This is less true of Korean, but Japanese saves space vis-a-vis Roman characters mostly through the use of compounds, e.g. 可能性 is 3 characters, but writing it all the way out (かのうせい) is 5. It can be even more dramatic, e.g. 東日本大震災 (the Touhoku Earthquake, or Higashi-Nihon Dai-Shinsai) would be ひがしにほんだいしんさい if you wrote it in the syllabary. 6 characters vs. 12.

Original Mike said...

"The DoE or DoD, whomever it was, specified font size, font face, leading, page count, and margins."
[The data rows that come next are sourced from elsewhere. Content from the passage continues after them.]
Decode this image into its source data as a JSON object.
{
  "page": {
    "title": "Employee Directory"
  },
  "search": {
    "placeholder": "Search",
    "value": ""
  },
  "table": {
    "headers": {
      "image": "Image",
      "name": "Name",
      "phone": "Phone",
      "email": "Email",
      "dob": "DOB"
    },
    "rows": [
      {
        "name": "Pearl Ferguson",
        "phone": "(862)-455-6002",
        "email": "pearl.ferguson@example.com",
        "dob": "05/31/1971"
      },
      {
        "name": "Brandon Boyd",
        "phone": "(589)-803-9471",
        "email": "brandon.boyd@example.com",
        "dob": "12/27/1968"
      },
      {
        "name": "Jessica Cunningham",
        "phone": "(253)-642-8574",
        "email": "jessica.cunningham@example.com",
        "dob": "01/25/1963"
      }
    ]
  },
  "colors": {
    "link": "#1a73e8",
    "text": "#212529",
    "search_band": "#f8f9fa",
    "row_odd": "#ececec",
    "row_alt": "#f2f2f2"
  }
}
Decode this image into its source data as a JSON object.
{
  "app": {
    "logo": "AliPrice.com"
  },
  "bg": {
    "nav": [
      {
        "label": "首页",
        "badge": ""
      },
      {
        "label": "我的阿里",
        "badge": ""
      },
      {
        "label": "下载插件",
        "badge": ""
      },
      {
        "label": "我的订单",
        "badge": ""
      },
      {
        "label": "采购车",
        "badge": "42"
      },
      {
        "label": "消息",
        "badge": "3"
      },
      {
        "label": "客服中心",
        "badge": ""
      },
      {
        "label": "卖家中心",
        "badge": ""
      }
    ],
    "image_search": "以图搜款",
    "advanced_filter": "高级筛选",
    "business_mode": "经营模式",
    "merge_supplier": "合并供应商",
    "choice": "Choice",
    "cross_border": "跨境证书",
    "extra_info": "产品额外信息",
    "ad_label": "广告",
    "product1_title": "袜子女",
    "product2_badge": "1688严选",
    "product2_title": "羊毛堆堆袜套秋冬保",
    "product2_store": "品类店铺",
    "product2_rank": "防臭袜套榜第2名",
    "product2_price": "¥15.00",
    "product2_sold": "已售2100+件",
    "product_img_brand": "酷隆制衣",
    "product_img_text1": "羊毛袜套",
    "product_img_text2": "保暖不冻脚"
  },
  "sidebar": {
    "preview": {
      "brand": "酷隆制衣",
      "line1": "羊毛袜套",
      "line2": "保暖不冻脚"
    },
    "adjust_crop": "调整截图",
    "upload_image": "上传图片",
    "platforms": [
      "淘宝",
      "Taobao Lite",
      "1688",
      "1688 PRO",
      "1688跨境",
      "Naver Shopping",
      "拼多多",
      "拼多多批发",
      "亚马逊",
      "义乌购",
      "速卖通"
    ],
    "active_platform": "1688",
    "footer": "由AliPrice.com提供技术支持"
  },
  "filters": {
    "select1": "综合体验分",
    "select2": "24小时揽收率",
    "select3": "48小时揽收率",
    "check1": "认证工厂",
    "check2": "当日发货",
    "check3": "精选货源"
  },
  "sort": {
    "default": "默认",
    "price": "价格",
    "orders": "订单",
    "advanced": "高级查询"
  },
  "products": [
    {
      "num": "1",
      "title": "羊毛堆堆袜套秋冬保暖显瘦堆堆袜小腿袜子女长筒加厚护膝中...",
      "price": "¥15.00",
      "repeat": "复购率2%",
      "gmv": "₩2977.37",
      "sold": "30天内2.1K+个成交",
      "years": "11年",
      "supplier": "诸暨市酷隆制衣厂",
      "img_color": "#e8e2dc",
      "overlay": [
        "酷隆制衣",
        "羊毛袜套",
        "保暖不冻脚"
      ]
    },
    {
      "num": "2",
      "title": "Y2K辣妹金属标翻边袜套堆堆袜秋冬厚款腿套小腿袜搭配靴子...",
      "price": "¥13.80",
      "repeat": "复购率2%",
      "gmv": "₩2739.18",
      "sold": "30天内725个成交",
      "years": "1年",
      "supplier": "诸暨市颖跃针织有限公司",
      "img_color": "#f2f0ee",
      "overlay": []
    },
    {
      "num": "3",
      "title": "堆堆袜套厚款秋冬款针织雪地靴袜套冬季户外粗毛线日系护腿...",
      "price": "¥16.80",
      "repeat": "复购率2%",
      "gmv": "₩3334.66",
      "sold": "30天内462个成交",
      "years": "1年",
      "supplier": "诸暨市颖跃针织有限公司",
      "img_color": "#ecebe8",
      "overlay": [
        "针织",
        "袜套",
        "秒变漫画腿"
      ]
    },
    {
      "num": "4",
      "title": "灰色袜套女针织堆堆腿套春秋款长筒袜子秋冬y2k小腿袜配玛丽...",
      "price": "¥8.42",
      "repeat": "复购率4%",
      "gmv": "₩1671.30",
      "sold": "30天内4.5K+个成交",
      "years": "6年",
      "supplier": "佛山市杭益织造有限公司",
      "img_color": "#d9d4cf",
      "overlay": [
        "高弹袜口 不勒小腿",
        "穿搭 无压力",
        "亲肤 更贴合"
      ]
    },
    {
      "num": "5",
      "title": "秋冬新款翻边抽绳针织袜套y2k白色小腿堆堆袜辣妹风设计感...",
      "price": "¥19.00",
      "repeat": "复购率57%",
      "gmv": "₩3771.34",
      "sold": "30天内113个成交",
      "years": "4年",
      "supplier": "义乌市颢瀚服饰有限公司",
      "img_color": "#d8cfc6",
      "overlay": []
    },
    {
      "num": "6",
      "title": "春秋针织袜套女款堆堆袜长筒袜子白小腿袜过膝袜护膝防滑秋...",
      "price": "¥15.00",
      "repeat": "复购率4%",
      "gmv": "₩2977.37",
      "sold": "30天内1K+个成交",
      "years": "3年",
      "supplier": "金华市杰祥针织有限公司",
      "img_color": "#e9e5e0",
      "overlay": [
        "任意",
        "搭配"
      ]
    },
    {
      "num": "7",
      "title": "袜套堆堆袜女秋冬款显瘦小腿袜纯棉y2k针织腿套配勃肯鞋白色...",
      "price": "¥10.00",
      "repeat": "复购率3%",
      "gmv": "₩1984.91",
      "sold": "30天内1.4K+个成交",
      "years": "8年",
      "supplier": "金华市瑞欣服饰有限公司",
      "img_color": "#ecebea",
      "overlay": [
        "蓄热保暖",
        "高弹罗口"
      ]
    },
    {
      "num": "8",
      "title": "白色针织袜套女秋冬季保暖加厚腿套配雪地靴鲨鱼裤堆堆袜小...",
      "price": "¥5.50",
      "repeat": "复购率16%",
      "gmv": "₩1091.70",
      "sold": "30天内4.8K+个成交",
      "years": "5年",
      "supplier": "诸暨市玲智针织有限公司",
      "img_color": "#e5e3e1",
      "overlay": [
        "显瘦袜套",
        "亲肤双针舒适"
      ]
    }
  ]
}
Of course they do. And don't count on your word-processor/printer getting the font size right. I had a little plastic font-gauge to make sure the font size was correct. I once had a grant returned because I had exceeded the page limit. I hadn't of course, as NIH eventually admitted. They couldn't count.

I've lost track of how many grant proposals I submitted, but for each one that's about all I did for two months; write that proposal.

Henry said...

In my work, translation drops can mess up UIs. Designers have a bad habit of designing best-case scenarios and translations usually happen late in the development process long after UI designs have been implemented. English to German usually means more characters, but my go-to case to stress a design is English to Brazilian Portuguese.

Known Unknown said...

The concise and exact use of words in writing or speech is the essence or embodiment of a specified quality of a natural aptitude for using words and ideas in a quick and inventive way to create humor. #280characters

MadisonMan said...

The last little bit usually came from cheating at grammer or spelling

I see what you did there.

I have a proposal right now, ready to go. It's 2 pages. (Yay!) You better believe it's not to the Federal Govt!

Most of the proposals I write are for Federal Agencies that say "We want you to do this for us, and have this much money to spend on it." That's the kind of proposal to write, because the money is there already.

Ralph L said...

"The DoE or DoD, whomever it was, specified font size, font face, leading, page count, and margins."
Probably apocryphal story about J Edgar:
FBI specified margins for memos to Hoover. Once he wrote "watch the borders" on one that he thought made them too narrow. So they sent agents to the US borders.

Jupiter said...

"But it is going to change!"

If you like your 140-character limit, you can keep your 140-character limit.

D said...

D's Twitter Editing Services can fix that 14 character problem of yours for only $0.43 a character. (Hint: let's look at that "perhaps"...)

Or, for $89.99 a month, let D's Editing write that tweet for you*, while you go out and do the things YOU really want to do. Why be stuck inside all day struggling to find the right 22 character subordinate clause, when you can be hiking and enjoying time with your family?!?

*Get 30 tweets a month, on randomized topics, from whatever perspective you want.
Except non-political perspectives. We're not Gods.

Owen said...

Brevity is dissolved by Twit.

stlcdr said...

"You can't say anything meaningful in 140 characters" Abraham Lincoln

stlcdr said...

They could have rollover characters; don't use me all in one tweet? Save em for the next!